The Last Sunday after the Epiphany in the 20th century Episcopal Church is known as Quinquagesima, the last Sunday before Lent, in the 18th century Lutheran church. It was the last time in which any concerted music was heard in Leipzig until the feast of the Annunciation about five weeks later. The appointed readings for this Sunday in Bach’s time are both important documents and central to Christianity. The epistle is the great 13th Chapter of Paul’s 1st letter to the Corinthians, the familiar chapter about love. It is perhaps the profoundest thing in the Epistles. The Gospel is from the eighteenth chapter of Luke. It begins with Jesus announcing “Behold, we go up to Jerusalem.” The disciples do not understand the significance of that statement. On the way a blind man cries “Jesus, thou son of David, have mercy on me.” Jesus cures him of his blindness and they all continue their journey. There are several significant events here. Today’s cantata BWV 127 is mainly concerned with the dual human and divine identity of Jesus. The significance of the journey to Jesus’ final fate is always present, albeit here somewhat in the background.
BWV 127 has always been recognized as one of the finest of the cantatas. The scholar Arnold Schering even went so far as to call it the greatest of all of the cantatas. There is a sense that Bach knows that this will be the last music parishioners will hear for many weeks. All of the Quinquagesima pieces go to great lengths to set up the important issues that will be confronted during Lent. That sense of abundance is projected from the beginning: two and maybe three chorales are represented in the opening chorus. The chorale “Herr Jesu Christ, wahr’ Mensch und Gott” both appears motivically throughout the orchestration and is sung by the chorus, led by the sopranos singing the melody in long notes. The chorale tune “Christe, du lamm Gottes” is played in the orchestra in long notes, first by the strings, then at various times by the oboes and recorders. A third chorale, “O Haupt voll Blut und Wunden,” has been spotted by some scholars buried in the continuo line near the beginning. It is the kind of thing that you hear after it has been pointed out to you. The texture of the chorus is high, bright and dense. The dotted rhythms that dominate the piece are like angel wings, rather than aggressive. They are both static and they travel. The two main chorales so permeate the texture that one can hardly see any bar in the piece without them. Inherent in the combinations of both chorales and other materials is the possibility for great variety of phrase length. There are of course, many things that are sui generis about this chorus. One of the most remarkable is the associative way that an idea is begun and passed through the texture and then discarded. The ideas are always begun by the words. An example is in the fifth phrase of the chorale. The second statement of the text in the alto part introduces an expressive little half step. This is passed around all of the vocal parts and then to the instrumental parts. It disappears at the end of the choral phrase. The final phrase of the chorale is repeated at the very end with the sopranos leaving the tune and joining the commentary. It ends not with a long note but an almost unresolved quarter note. There is no orchestral postlude.

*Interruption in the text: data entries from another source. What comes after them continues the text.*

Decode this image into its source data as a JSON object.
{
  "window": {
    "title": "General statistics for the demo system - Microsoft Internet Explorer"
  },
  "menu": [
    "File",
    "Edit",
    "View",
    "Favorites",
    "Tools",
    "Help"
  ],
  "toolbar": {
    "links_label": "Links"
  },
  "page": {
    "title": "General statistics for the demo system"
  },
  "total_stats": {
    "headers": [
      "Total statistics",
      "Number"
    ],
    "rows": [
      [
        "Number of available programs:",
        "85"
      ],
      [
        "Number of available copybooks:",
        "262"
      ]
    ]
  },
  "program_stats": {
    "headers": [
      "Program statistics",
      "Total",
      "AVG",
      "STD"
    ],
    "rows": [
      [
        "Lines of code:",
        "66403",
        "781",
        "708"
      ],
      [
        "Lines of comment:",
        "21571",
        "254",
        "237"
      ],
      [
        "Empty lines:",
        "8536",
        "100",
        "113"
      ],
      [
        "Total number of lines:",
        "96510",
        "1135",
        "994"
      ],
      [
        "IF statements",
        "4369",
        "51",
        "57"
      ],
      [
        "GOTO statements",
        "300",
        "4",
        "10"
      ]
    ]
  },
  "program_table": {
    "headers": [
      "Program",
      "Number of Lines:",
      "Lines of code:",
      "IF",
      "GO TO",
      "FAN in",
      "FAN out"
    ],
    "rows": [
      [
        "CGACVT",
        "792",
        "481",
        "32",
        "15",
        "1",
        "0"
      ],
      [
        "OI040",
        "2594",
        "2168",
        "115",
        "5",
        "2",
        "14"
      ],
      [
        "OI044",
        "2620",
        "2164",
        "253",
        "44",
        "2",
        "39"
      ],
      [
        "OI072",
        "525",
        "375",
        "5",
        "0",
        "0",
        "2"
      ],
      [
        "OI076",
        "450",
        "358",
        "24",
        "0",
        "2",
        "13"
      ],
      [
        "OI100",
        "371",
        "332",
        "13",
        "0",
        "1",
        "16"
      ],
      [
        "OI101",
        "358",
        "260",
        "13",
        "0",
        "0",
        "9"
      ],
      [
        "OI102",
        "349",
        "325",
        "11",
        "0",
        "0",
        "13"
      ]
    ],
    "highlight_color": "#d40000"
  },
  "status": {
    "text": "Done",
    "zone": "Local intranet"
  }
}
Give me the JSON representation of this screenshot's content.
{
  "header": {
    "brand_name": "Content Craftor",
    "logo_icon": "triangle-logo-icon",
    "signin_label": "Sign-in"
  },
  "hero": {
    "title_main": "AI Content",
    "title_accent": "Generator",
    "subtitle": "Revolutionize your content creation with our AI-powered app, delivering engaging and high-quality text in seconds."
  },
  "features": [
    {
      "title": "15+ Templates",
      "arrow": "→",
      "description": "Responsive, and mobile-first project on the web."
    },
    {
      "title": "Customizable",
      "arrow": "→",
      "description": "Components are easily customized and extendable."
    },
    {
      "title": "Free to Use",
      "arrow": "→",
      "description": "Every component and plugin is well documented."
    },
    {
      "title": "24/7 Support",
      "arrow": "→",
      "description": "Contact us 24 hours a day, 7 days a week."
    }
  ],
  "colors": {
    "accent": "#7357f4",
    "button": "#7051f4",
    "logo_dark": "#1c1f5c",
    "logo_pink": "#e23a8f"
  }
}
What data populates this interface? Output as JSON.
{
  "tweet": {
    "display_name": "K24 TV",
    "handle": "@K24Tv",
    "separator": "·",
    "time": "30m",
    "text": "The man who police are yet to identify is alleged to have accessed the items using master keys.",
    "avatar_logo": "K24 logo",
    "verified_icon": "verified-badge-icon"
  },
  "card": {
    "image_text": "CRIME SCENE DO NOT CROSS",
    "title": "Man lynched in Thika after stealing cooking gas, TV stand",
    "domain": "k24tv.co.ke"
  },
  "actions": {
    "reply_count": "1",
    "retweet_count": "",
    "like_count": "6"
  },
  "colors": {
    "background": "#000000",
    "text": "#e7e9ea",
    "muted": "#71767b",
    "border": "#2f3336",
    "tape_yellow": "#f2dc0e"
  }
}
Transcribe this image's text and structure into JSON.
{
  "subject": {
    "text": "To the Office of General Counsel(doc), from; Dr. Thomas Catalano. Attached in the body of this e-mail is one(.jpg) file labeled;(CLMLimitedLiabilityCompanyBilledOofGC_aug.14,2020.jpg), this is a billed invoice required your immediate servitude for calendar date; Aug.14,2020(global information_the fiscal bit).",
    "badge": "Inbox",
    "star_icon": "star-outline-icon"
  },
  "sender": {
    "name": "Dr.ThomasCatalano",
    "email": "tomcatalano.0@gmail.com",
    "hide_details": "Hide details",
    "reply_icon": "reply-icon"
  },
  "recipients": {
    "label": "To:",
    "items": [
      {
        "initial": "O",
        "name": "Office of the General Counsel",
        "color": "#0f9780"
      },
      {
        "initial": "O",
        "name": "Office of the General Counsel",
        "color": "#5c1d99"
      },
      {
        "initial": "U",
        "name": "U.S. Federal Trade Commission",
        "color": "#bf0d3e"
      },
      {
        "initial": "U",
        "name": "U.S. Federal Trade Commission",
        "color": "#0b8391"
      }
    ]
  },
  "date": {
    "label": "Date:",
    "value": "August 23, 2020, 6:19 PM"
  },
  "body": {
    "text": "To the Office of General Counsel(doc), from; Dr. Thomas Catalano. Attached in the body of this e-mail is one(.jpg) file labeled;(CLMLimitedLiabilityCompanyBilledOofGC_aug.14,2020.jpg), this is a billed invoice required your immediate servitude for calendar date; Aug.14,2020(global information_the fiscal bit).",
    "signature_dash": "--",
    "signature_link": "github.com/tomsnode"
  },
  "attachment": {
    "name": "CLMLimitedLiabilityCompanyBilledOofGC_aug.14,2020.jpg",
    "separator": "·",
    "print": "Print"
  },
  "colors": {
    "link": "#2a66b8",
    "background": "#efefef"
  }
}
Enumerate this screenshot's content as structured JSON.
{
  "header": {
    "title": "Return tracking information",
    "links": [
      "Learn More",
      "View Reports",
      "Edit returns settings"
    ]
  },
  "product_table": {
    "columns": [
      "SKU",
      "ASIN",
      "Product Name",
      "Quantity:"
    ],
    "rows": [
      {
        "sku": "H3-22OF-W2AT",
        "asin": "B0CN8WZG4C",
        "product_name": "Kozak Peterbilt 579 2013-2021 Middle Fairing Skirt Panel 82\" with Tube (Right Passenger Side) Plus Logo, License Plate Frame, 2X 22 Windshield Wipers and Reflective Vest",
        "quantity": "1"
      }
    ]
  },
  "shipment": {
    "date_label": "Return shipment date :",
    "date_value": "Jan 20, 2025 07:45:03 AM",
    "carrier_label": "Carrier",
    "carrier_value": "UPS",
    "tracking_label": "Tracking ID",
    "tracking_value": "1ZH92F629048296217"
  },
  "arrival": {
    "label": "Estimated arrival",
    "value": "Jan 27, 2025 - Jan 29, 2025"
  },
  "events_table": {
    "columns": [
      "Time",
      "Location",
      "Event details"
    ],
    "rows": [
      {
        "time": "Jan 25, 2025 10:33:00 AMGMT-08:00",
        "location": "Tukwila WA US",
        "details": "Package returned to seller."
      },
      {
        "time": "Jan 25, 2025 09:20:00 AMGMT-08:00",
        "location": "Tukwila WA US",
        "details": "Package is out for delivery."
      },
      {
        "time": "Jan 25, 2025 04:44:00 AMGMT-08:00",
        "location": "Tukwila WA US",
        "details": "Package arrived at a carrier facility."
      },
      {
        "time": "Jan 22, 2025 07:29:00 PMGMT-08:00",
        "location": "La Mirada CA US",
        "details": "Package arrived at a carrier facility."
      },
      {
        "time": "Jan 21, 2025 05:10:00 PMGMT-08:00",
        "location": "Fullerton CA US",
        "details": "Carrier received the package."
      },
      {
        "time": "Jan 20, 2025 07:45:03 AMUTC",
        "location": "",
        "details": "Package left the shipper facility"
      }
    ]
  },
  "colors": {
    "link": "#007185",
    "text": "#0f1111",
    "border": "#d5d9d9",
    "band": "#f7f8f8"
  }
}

The tenor recitative and soprano aria describe a sinner’s last moments on earth. The tenor with great horror and vividness enumerates the last terror, the chilling sweat of death, and the stiff limbs. He begs for repose. That moment of repose is the soprano aria. Two recorders play little repeated bell tones over a pizzicato bass. An oboe sings a melody of heartbreaking sadness and repose. The child soprano sings of the soul resting in Jesus’ hands, when earth covers the body. The B section begs for the death bells to call one soon. At this point all of the upper strings join in with the continuo pizzicatos. At the end of the line of text on the word “unerschrocken” the pizzicatos stop and the oboe like a tiny “last trumpet” plays a flourish up to high Bb announcing the awaking of Jesus. The gesture is so amazingly dramatic that one feels Bach has to undercut it by giving the aria a full da capo. A drama so profound needs distance from this kind of realism.
The last large piece in the cantata is a complex and formally advanced vision of the last judgment. The distinction between recitative and aria is here blurred to the breaking point. The trumpet enters in fanfares over repeated note string passages as the bass in recitative announces the last trumpet. The motion gradually becomes calmer and the voice with continuo introduces an arioso utilizing the first notes of the main chorale tune “Herr Jesu Christ, wahr’ Mensch und Gott.” This arioso passage rather abruptly cadences into a vivid 6/8 picture of the last judgment with full strings and trumpet. What is surprising here is that the chorale arioso makes an entrance two more times in the last judgment music. Any semblance of recitative followed by aria is gone in this movement. Like the opening chorus, the bass aria comes to an abrupt close and the brilliant harmonization of the chorale ends the cantata. Cantatas such as this are so removed from the norm of either religious or operatic music of the period that it is hard to understand where they came from. Even such masterpieces as the St. John and St. Matthew Passion have identifiable precedents in the German Lutheran tradition. There is a way in which Bach would never reach this level again.
© Craig Smith